Jump to content
  • Advertisement
Sign in to follow this  
Retlaf

Hidden Source Files (perhaps difficult to explain in one line)

This topic is 4284 days old which is more than the 365 day threshold we allow for new replies. Please post a new topic.

If you intended to correct an error in the post then please contact us.

Recommended Posts

Hi, I'm new to these forums! This is my second semester of my first year of Software Engineering in University. The thing that interests me most is game development. Anyway, I've been messing around with OpenGL & C++ and it's been a blast. Now, I've come here with what might turn out to be a very simple question, but might not. I'm really not sure! What I want to know is how I can hide my source image files, music files, etc. so that the average user will not be able to view/edit them. Right now I basically import everything from a folder. But the user could just open up the folder and get a sneak peek at all the textures and music used for the hidden levels and everything! I would like to make these files hidden or encypted somehow. Is there an easy way to do this? I use Microsoft Visual Studio C++ 6.0 if that needs to be known. Edit: I forgot to mention that if this IS a difficult task, I'd be thrilled if you could send me in the right direciton towards learning how to do this. Thank a lot! ~Retlaf

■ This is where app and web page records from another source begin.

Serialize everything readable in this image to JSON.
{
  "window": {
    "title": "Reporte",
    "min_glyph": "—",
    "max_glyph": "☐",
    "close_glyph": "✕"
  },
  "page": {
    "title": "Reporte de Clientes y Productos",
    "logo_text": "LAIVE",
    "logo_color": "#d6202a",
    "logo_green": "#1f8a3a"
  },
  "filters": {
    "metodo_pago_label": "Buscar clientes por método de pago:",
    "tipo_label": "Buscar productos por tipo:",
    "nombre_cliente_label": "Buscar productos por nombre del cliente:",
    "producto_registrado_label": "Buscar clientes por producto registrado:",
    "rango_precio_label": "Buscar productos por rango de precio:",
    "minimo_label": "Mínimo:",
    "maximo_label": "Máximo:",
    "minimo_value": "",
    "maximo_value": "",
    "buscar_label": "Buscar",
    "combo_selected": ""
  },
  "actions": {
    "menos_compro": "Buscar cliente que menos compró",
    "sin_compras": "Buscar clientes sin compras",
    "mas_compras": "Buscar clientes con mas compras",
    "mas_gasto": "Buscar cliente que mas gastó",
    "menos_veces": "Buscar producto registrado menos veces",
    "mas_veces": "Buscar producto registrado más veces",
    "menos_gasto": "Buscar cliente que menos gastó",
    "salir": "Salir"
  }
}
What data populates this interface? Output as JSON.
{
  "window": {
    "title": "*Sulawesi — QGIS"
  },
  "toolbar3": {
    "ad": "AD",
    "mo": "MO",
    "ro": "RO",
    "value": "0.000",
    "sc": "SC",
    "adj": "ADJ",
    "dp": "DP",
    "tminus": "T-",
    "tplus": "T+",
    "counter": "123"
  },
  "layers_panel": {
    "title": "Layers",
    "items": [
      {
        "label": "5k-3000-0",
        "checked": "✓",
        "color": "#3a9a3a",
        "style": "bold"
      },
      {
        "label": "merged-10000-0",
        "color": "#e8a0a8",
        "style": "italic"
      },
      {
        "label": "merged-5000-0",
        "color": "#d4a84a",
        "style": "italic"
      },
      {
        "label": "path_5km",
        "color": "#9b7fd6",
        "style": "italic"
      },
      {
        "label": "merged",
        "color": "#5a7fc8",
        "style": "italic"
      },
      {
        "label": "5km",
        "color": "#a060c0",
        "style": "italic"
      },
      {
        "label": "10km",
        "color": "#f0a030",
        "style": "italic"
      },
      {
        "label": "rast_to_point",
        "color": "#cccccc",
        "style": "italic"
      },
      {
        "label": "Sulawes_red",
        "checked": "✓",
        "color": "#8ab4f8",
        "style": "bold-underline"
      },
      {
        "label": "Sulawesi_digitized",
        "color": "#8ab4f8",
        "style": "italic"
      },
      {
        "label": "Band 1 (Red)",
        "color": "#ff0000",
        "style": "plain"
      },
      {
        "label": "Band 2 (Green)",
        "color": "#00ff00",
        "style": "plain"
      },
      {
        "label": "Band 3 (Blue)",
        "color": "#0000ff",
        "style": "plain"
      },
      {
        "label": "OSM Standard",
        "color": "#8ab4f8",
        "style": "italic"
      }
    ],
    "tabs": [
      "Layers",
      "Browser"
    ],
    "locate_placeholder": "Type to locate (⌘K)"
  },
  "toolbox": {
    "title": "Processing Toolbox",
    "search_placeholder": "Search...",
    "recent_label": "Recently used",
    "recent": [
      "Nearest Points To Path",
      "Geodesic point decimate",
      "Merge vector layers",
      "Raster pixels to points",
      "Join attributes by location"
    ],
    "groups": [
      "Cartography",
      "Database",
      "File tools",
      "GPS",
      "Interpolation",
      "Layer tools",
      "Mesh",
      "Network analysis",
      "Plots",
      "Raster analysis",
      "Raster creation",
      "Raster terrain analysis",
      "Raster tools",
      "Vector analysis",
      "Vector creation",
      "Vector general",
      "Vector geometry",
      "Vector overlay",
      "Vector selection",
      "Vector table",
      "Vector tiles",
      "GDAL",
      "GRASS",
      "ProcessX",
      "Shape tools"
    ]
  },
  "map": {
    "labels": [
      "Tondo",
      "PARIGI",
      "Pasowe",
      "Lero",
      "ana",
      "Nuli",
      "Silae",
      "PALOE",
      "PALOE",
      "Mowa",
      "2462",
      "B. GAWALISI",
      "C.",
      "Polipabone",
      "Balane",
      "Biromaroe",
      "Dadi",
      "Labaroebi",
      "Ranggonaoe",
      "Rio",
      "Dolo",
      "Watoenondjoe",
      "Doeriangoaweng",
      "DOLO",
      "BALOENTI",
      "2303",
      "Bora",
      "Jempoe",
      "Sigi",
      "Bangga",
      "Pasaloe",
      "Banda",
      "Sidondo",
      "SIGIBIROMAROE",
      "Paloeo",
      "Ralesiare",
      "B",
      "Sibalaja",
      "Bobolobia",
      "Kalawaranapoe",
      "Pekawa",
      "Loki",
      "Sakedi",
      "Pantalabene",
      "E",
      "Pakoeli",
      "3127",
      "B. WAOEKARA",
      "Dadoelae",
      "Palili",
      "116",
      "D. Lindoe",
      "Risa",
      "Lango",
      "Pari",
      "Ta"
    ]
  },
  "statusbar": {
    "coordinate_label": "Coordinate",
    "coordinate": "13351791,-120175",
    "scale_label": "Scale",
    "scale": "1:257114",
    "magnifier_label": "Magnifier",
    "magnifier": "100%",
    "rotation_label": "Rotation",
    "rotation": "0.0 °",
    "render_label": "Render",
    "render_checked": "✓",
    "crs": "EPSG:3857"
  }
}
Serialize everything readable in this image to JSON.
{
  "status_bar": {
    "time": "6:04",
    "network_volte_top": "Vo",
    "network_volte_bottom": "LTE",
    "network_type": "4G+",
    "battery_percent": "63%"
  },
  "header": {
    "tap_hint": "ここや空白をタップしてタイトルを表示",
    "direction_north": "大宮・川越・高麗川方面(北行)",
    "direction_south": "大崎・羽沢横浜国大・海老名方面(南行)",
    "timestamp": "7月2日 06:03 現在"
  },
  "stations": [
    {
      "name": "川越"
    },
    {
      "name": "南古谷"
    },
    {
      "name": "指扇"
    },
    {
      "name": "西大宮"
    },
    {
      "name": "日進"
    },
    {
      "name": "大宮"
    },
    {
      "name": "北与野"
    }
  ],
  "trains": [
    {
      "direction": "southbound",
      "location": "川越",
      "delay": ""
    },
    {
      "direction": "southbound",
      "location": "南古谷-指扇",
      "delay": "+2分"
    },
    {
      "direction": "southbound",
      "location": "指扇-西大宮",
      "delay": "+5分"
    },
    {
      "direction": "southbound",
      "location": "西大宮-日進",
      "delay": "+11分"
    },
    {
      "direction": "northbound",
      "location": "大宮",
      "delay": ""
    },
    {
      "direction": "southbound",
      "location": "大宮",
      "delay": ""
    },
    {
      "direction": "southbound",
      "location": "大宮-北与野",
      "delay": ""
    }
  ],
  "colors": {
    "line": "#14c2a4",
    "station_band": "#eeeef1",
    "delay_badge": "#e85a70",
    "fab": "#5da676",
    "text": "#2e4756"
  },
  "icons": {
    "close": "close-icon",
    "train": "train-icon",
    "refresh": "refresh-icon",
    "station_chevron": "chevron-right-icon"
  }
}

Share this post


Link to post
Share on other sites
Advertisement
Is including them as resources in the executable out of the question? If not that, have you considered a "virtual file system"?

Share this post


Link to post
Share on other sites
You can put all your resources in a zip file (or some other, possibly your own, format) and extract it in-memory. This is what older quakes used to do anyway(.pak is just a .zip renamed, AFAIK. I don't know about the newer ones). There are libraries which can help with this, like physfs.

You could also build all the resources into your executable by using resources. I don't know much about this, I don't use resource files.

Note none of these will stop determined attempt to get to your data, but it will stop a casual look for these files.

Encryption would also work, but its not difficult to read the data once you decrypt it in memory so you can't stop the data being read altogether.

Share this post


Link to post
Share on other sites
"Is including them as resources in the executable out of the question?"

No. I don't believe so, anyway. I've never tried it nor do I know how to go about doing it. I suppose it would depend if the file types I use would be compatible with this method. But I don't know anything about it... so I'd be very thankful if you could send me in the right direction for learning more about how to do this.

Share this post


Link to post
Share on other sites
You can do that by adding them as resources. I don't remember how they work, but the last time I saw this being used was here: http://nehe.gamedev.net/data/lessons/lesson.asp?lesson=38
Basically, they will be placed inside your executable file.
Another way, especially if you don't want to load it all at the starting, is to make your own file format, or just encript existing ones.
EDIT: this was posted before you replied. Anyway, I really think you should try to learn how resources work - this will be the easier way to do what you want (however, I have never tried to use them in Visual Studio, so I can't really tell you how to do it).

Share this post


Link to post
Share on other sites
There are a few ways I can thinl of off the top of my head, some easier than others, some more secure (nonthing is totaly secure)

1) Compile all the source files into a single file, you will need to write a bit of code to handle the loading of the indvidual resource from this file. This is how a lot of big games (eg Doom :) ) do it, ie the WAD file. Think of it as a "zip" file containing many other files, not always compressed. You could add some form of encryption to this.

2) Use a less common file format (if you were using directx you could use DDS which is less likely to be supported on a "user" machine.

3) Roll your own image and sound file types and your own loaders (can just be adding more header info at the start of the file to confuse regular editing software.

"1" is probably your best option but it is a bit of work.

There is prob. some libs out there to do it if you hunt for them.

Share this post


Link to post
Share on other sites
Sign in to follow this  

  • Advertisement
×

Important Information

By using GameDev.net, you agree to our community Guidelines, Terms of Use, and Privacy Policy.

We are the game development community.

Whether you are an indie, hobbyist, AAA developer, or just trying to learn, GameDev.net is the place for you to learn, share, and connect with the games industry. Learn more About Us or sign up!

Sign me up!